The Vision and the Unfamiliar
The evolution of modern art took a significant turn at the onset of the 20th century, with Pablo Picasso’s painting “Les Demoiselles d’Avignon” emerging as a groundbreaking work that pivoted the art world towards Cubism and beyond. This masterwork, painted in 1907, showcases Picasso’s radical break from traditional European painting and paves the way for a new form of artistic expression.
Picasso, a Spanish artist, had already established himself as an extraordinary talent through his Blue and Rose periods before he embarked on creating “Les Demoiselles d’Avignon”. His idea was not to craft a simple portrait but to bring forth a radical idea that would change the course of art history.
“Les Demoiselles d’Avignon”, which translates to “The Young Ladies of Avignon”, is a large oil painting measuring 243.9 cm × 233.7 cm. It depicts five nude women in a brothel, a daring subject for the time, on a canvas that’s broken down into geometric forms, demonstrating the first instances of Cubism.
At first glance, the viewer is confronted with these figures – their faces stark and geometrical, bodies angular and rigid. The women stare directly at the viewer, challenging conventions of the passive female subject in art. The painting’s structure, color, and form are all designed to provoke the viewer, to unsettle and disturb.
A deep examination of the painting reveals that the women’s faces are inspired by Iberian sculpture and African tribal masks, evidencing Picasso’s interest in non-western art. The influence of ‘primitive’ art on Picasso was profound, leading to a distortion of the human figure that had never been seen before in European painting.
Reaction and Impact
Upon its completion, the painting was deemed shocking, even within Picasso’s close circle. Its distorted figures, jagged lines, and flattened, fragmented forms marked a significant departure from traditional Western art’s emphasis on depth and perspective.
However, “Les Demoiselles d’Avignon” was more than just a controversial painting. It marked the birth of a new art movement – Cubism. Together with Georges Braque, Picasso began to develop a unique visual language that deconstructed objects into geometric shapes, presenting them from multiple viewpoints simultaneously. This revolutionary approach allowed artists to present a more conceptual understanding of the subject, a marked departure from the literal representations favored by their predecessors.
While “Les Demoiselles d’Avignon” was not exhibited publicly until nine years after its creation, its impact on the art world was immense. Picasso’s bold vision challenged the status quo, opening the door for countless artists to explore new realms of creativity. It helped to establish him as a leading figure in 20th-century art, shaping future movements like Surrealism and Abstract Expressionism.
Moreover, the painting underscores Picasso’s role in challenging societal norms, particularly those related to women and sexuality. His unidealized, raw, and bold representation of the female form broke away from the traditional and voyeuristic portrayal of women, giving art a feminist perspective long before such a term existed.

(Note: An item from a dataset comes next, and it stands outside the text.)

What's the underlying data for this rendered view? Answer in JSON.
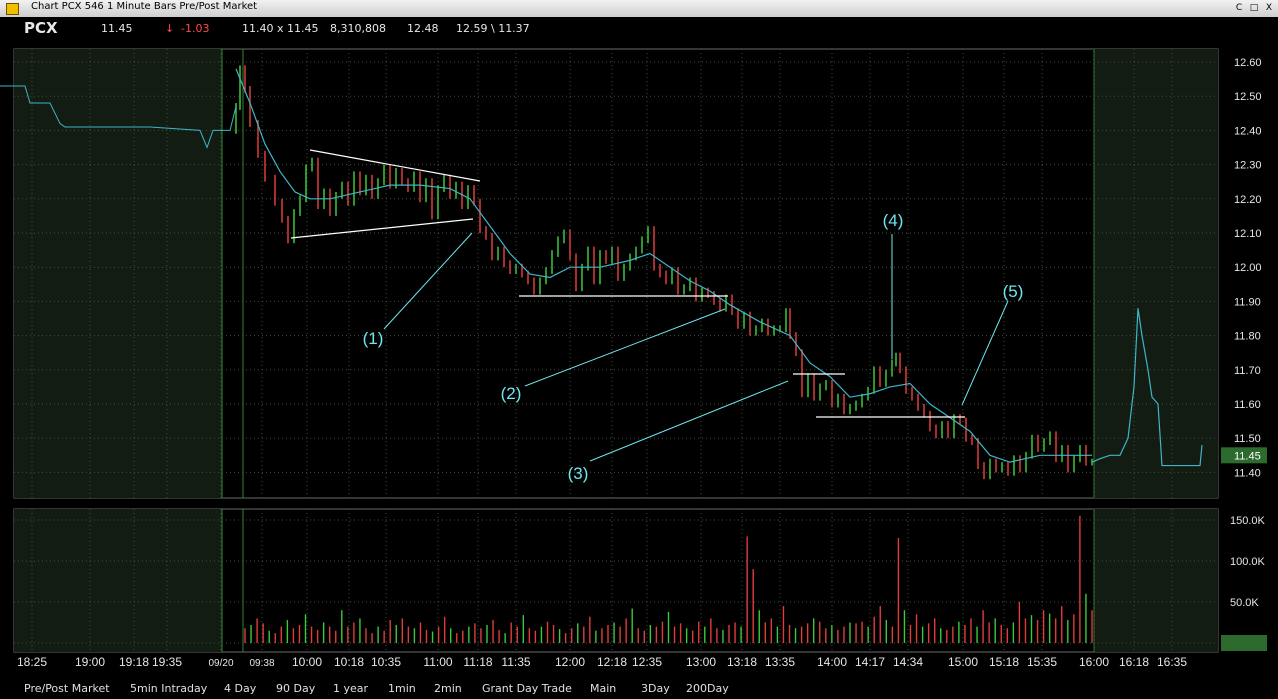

“Les Demoiselles d’Avignon” remains one of Picasso’s most influential works. It serves as a monument to his innovative spirit, and a testament to the transformative power of art. The painting is housed in the Museum of Modern Art in New York, a fitting home for a work that set the stage for modernism.

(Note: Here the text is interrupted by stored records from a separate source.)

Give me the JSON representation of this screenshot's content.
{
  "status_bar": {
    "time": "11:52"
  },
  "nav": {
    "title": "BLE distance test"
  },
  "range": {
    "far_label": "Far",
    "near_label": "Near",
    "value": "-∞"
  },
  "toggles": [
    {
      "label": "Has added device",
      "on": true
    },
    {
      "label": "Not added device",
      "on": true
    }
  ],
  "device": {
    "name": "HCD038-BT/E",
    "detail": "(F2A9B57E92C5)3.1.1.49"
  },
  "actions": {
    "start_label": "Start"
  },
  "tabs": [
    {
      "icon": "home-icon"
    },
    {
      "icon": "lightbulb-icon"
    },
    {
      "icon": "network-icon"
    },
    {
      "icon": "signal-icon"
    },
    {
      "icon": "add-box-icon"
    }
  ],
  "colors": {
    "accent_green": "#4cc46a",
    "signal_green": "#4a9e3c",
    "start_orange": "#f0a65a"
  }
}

Over a century later, Picasso’s “Les Demoiselles d’Avignon” continues to captivate and inspire. Its potent blend of defiance and innovation encapsulates the spirit of an era when artists sought to redefine their world. It is not merely a painting but a revolutionary act in the form of art, a daring departure from the norm that prompted a seismic shift in artistic practice.

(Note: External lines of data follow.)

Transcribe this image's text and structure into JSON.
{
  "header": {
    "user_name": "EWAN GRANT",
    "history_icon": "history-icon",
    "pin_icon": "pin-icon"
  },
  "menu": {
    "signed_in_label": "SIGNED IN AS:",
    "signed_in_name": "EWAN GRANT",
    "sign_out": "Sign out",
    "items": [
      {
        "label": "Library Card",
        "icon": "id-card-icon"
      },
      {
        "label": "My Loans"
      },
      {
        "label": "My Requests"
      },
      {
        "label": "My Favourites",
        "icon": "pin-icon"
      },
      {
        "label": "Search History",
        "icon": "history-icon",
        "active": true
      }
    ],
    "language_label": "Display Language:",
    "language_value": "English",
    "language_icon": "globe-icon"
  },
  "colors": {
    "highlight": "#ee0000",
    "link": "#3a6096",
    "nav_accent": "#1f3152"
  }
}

In this single work, Picasso did not merely paint a picture; he shattered the conventions of his time, reassembling them in a form that continues to resonate today. “Les Demoiselles d’Avignon” is a cornerstone of modern art – a testament to the power of vision, bravery, and unbridled creativity. As we look upon the fragmented forms and raw emotion it captures, we’re not just viewing a painting, but experiencing a moment in time that forever changed the way we see the world.